Accordingly, 2500 dairy cows had been imported outside the accepted tender procedure and in May 14, 2017 only 1994 dairy cows were imported. There is no mention of what happened to the balance six cows. Some say that these animals had died in transit. Arrangements had been made to distribute 1911 animals on this day among selected applicants. It had been done violating stipulated conditions. The balance 83 animals had been distributed in June 13, 2017 and July 28, 2017 respectively after keeping them in Menikpalama Farm. The total expenditure incurred in bringing a dairy cow up to the farm with the cost of importing one cow including immunization and the expenses for diagnosing diseases comes to Rs. 520,228.00. Out of this expenditure, Rs.200,000 has been charged from the dairy farmers and the balance was incurred by the Government. Accordingly, the basic expenditure for 1994 dairy cows was about Rs.1030 million.
There are many humorous stories regarding the distribution of dairy cows project. One factor is that there was no proper supervision regarding the farms where dairy cows were kept after being imported at a huge cost. It was proved at the time when a group of auditors from the Department of the Auditor General paid a visit to carry out an audit of the farms in October 18, 2017. When the auditors went to a place where 20 cows were said to be housed as mentioned in the list, there was no farm in that address. That was the place where Gannoruwa Veterinary Research Institute was established.
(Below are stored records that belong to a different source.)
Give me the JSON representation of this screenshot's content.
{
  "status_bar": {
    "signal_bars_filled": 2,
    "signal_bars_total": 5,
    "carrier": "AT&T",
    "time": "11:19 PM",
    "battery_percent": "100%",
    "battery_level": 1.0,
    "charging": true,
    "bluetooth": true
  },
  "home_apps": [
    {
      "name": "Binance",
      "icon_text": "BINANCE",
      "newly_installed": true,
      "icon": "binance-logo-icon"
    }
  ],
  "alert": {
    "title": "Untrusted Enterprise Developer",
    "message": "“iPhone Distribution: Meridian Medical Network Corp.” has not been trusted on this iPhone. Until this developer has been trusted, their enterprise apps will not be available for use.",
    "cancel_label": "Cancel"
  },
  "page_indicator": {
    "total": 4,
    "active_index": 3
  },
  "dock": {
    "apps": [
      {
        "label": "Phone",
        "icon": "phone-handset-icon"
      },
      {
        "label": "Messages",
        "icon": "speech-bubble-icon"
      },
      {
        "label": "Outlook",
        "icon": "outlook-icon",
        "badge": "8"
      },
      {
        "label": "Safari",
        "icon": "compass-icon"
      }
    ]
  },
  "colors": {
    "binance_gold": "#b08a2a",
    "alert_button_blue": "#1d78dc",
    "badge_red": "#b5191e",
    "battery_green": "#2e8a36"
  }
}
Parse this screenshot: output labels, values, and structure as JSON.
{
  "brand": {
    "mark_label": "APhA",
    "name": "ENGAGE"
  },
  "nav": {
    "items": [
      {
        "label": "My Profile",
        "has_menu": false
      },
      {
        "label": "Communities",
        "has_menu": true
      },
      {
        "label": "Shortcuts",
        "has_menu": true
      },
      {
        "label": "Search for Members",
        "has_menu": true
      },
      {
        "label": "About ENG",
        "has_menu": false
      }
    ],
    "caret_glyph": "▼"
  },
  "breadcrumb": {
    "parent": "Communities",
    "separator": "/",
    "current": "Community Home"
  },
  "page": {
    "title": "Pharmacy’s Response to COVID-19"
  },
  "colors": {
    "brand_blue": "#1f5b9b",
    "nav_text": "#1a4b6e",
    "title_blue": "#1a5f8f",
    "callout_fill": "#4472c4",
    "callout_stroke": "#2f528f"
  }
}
Many dairy cows had contracted the disease called ‘mastitis’ when they were handed over to the farms. Due to the lapse of failing to take suitable steps to deal with the condition of these animals, when imported to the country, this disease had spread among the other animals. Even though the Government claimed that 15 litres of milk could be obtained per day from a cow, the cows didn’t even produce even a drop of milk. The reason was that their condition was unhealthy. The nipples of a large number of cows given to the farms were dead or inactive.
These cows are said to have been imported during pregnancy, but they were not pregnant and their fetuses had died due to diarrhea.
Successful experienced farmers became indebted; owing millions in rupees to others. Several dairy farmers were so much in debt that they had to see their houses being foreclosed.
The Government did not learn a lesson from it. The ministry set their foot forward and imported 3024 cows during the third stage. The problem grew out of proportion as a result.
(Courtesy Daily Lankadeepa)